These photographs have been taken on the ancestral, unceded and occupied territory of the xʷməθkʷəy̓əm (Musqueam), Sḵwx̱wú7mesh (Squamish), and sel̓íl̓witulh (Tsleil-Waututh) Nations, here we witness depictions of the colonial violence that has occurred and continues to occur towards these lands and it’s peoples daily, against a backdrop of urban decay. The painful exploitation of the land in these territories transpires through the fabrication of urban sprawl, of literal structures being built from resources extracted from other lands.
The violent colonial systems that violate and assault the land perpetuate a similar violence upon the queer body, these crimes committed against our bodies are felt predominantly and disproportionately by BIPOC. The systems – and the people benefitting and upholding them – fetishize our bodies, other our bodies, deny our bodies access, violate our bodies, regulate our bodies and demonize our bodies. Our Bodies is a celebration of contemporary queer bodies. Our nudity is a reclamation of our representation in the face of adversity, in the face of systems created to smother our bodies as they have smothered the land. Our Bodies is the land as represented by queer bodies, queer bodies as a reflection of the land.
Kali Spitzer is a photographer living on the traditional unceded lands of the Tsleil-Waututh, Skxwú7mesh and Musqueam peoples. The work of Kali embraces the stories of contemporary queer and trans bodies and BIPOC, creating representation that is self determined. Kali’s collaborative process is informed by the desire to rewrite the visual histories of indigenous bodies beyond a colonial lens. Kali is Kaska Dena from Daylu (Lower Post, British Columbia) on her father’s side and Jewish from Transylvania, Romania on her mother’s side. Kali’s heritage deeply influences her work as she focuses on cultural revitalization through her art, whether in the medium of photography, ceramics, tanning hides or hunting.

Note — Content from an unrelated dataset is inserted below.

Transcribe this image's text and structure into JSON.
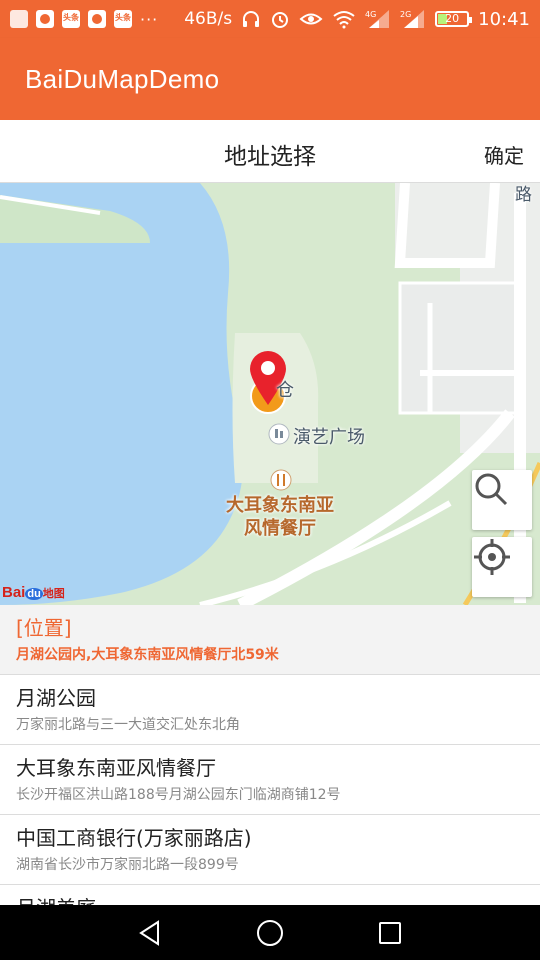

Kali studied photography at the Santa Fe Community College and the Institute of American Indian Arts. Under the mentorship of Will Wilson, Kali explored alternative practices to photography. She has worked with film in 35 mm, 120 and large format, as well as wet plate collodion process using an 8-by-10 camera. Her work includes portraits, figure studies and photographs of her people, ceremonies, and culture. At the age of 20, Kali moved back north to spend time with her Elders, and to learn how to hunt, fish, trap, tan moose and caribou hides, and bead. Throughout Kali’s career she has documented traditional practices with a sense of urgency, highlighting their vital cultural significance.
Kali’s work has been featured in several exhibitions at galleries and museums internationally including, the National Geographic’s Women: a Century of Change at the National Geographic Museum (2020), and Larger than Memory: Contemporary Art From Indigenous North America at the Heard Museum (2020). In 2017 Kali received a Reveal Indigenous Art Award from Hnatyshyn Foundation.

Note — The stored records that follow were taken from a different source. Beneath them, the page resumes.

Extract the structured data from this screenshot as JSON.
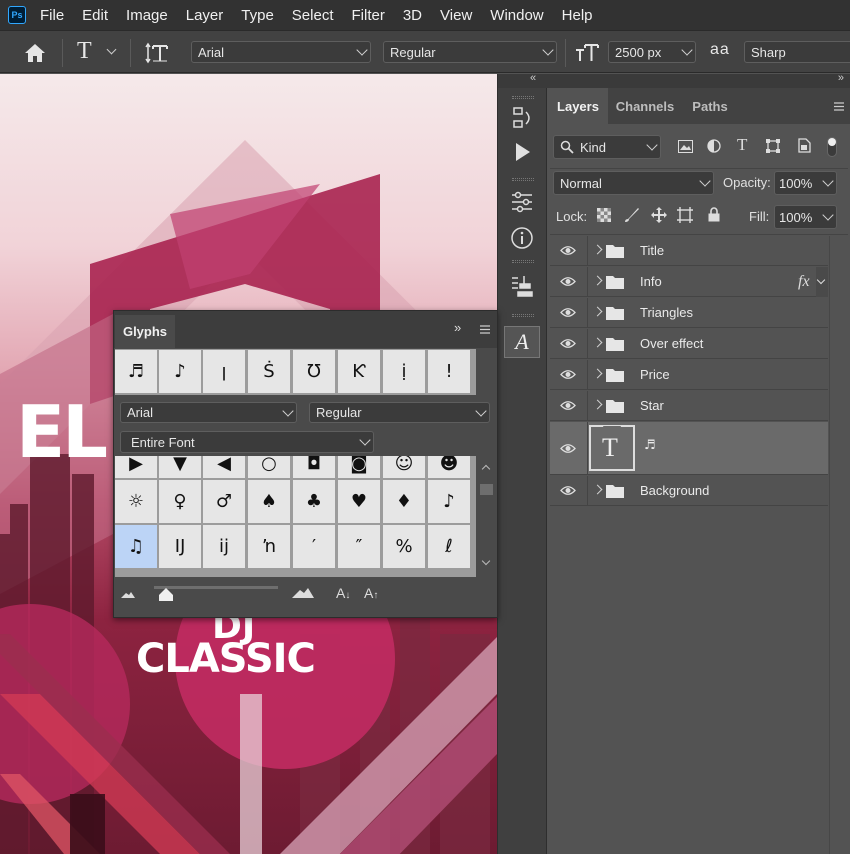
{
  "menu": [
    "File",
    "Edit",
    "Image",
    "Layer",
    "Type",
    "Select",
    "Filter",
    "3D",
    "View",
    "Window",
    "Help"
  ],
  "app_logo": "Ps",
  "options": {
    "font_family": "Arial",
    "font_style": "Regular",
    "font_size": "2500 px",
    "antialias_icon": "aa",
    "antialias": "Sharp"
  },
  "canvas": {
    "text_el": "EL",
    "text_dj": "DJ",
    "text_classic": "CLASSIC"
  },
  "layers_panel": {
    "tabs": [
      "Layers",
      "Channels",
      "Paths"
    ],
    "filter_kind": "Kind",
    "blend_mode": "Normal",
    "opacity_label": "Opacity:",
    "opacity": "100%",
    "lock_label": "Lock:",
    "fill_label": "Fill:",
    "fill": "100%",
    "layers": [
      {
        "name": "Title",
        "type": "group"
      },
      {
        "name": "Info",
        "type": "group",
        "fx": "fx"
      },
      {
        "name": "Triangles",
        "type": "group"
      },
      {
        "name": "Over effect",
        "type": "group"
      },
      {
        "name": "Price",
        "type": "group"
      },
      {
        "name": "Star",
        "type": "group"
      },
      {
        "name": "♬",
        "type": "text",
        "thumb": "T"
      },
      {
        "name": "Background",
        "type": "group"
      }
    ]
  },
  "glyphs_panel": {
    "title": "Glyphs",
    "recent": [
      "♬",
      "♪",
      "ꞁ",
      "Ṡ",
      "Ʊ",
      "Ƙ",
      "ị",
      "ǃ"
    ],
    "font_family": "Arial",
    "font_style": "Regular",
    "subset": "Entire Font",
    "grid": [
      [
        "▶",
        "▼",
        "◀",
        "○",
        "◘",
        "◙",
        "☺",
        "☻"
      ],
      [
        "☼",
        "♀",
        "♂",
        "♠",
        "♣",
        "♥",
        "♦",
        "♪"
      ],
      [
        "♫",
        "Ĳ",
        "ĳ",
        "ŉ",
        "′",
        "″",
        "%",
        "ℓ"
      ]
    ],
    "selected_glyph": "♫"
  },
  "colors": {
    "menubar": "#323232",
    "options_bar": "#424242",
    "panel": "#535353",
    "selected_glyph": "#bcd4f6"
  }
}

Kali would like to extend her gratitude to all who have collaborated with her, she recognizes the trust and vulnerability required to be photographed in such intimate ways.
— Mussi Cho

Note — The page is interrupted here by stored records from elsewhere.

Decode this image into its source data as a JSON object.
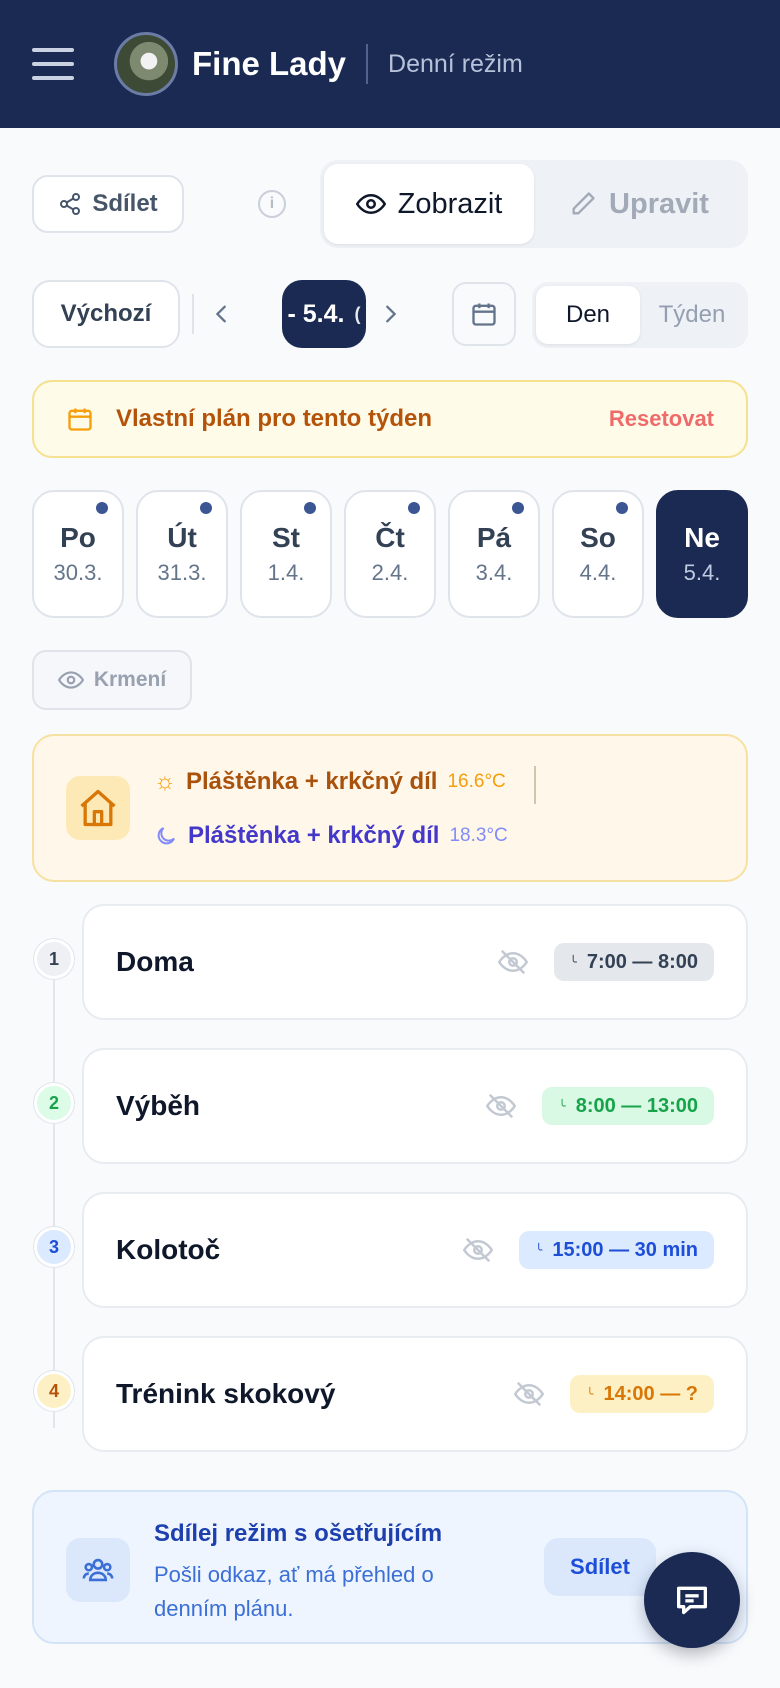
{
  "header": {
    "title": "Fine Lady",
    "subtitle": "Denní režim"
  },
  "toolbar": {
    "share_label": "Sdílet",
    "mode_view": "Zobrazit",
    "mode_edit": "Upravit"
  },
  "nav": {
    "default_label": "Výchozí",
    "current_date": "- 5.4.",
    "current_date_suffix": "(",
    "view_day": "Den",
    "view_week": "Týden"
  },
  "banner": {
    "text": "Vlastní plán pro tento týden",
    "reset": "Resetovat"
  },
  "days": [
    {
      "name": "Po",
      "date": "30.3."
    },
    {
      "name": "Út",
      "date": "31.3."
    },
    {
      "name": "St",
      "date": "1.4."
    },
    {
      "name": "Čt",
      "date": "2.4."
    },
    {
      "name": "Pá",
      "date": "3.4."
    },
    {
      "name": "So",
      "date": "4.4."
    },
    {
      "name": "Ne",
      "date": "5.4."
    }
  ],
  "feeding_toggle": "Krmení",
  "weather": {
    "day_text": "Pláštěnka + krkčný díl",
    "day_temp": "16.6°C",
    "night_text": "Pláštěnka + krkčný díl",
    "night_temp": "18.3°C"
  },
  "activities": [
    {
      "num": "1",
      "title": "Doma",
      "time": "7:00 — 8:00"
    },
    {
      "num": "2",
      "title": "Výběh",
      "time": "8:00 — 13:00"
    },
    {
      "num": "3",
      "title": "Kolotoč",
      "time": "15:00 — 30 min"
    },
    {
      "num": "4",
      "title": "Trénink skokový",
      "time": "14:00 — ?"
    }
  ],
  "share_card": {
    "title": "Sdílej režim s ošetřujícím",
    "description": "Pošli odkaz, ať má přehled o denním plánu.",
    "button": "Sdílet"
  },
  "colors": {
    "navy": "#1a2a52",
    "warning": "#b45309",
    "reset": "#ef6b6b"
  },
  "icons": [
    "menu-icon",
    "share-icon",
    "info-icon",
    "eye-icon",
    "pencil-icon",
    "chevron-left-icon",
    "chevron-right-icon",
    "calendar-icon",
    "house-icon",
    "sun-icon",
    "moon-icon",
    "eye-off-icon",
    "clock-icon",
    "users-icon",
    "chat-icon"
  ]
}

“Indigenous Femme Queer Photographer Kali Spitzer ignites the spirit of our current unbound human experience with all the complex histories we exist in, passed down through the trauma inflicted/received by our ancestors. Kali’s photographs are intimate and unapologetic and make room for growth and forgiveness while creating a space where we may share the vulnerable and broken parts of our stories which are often overlooked, or not easy to digest for ourselves or society.”
— Ginger Dunnill, Creator and Producer of Broken Boxes Podcast (which features interviews with indigenous and other engaged artists).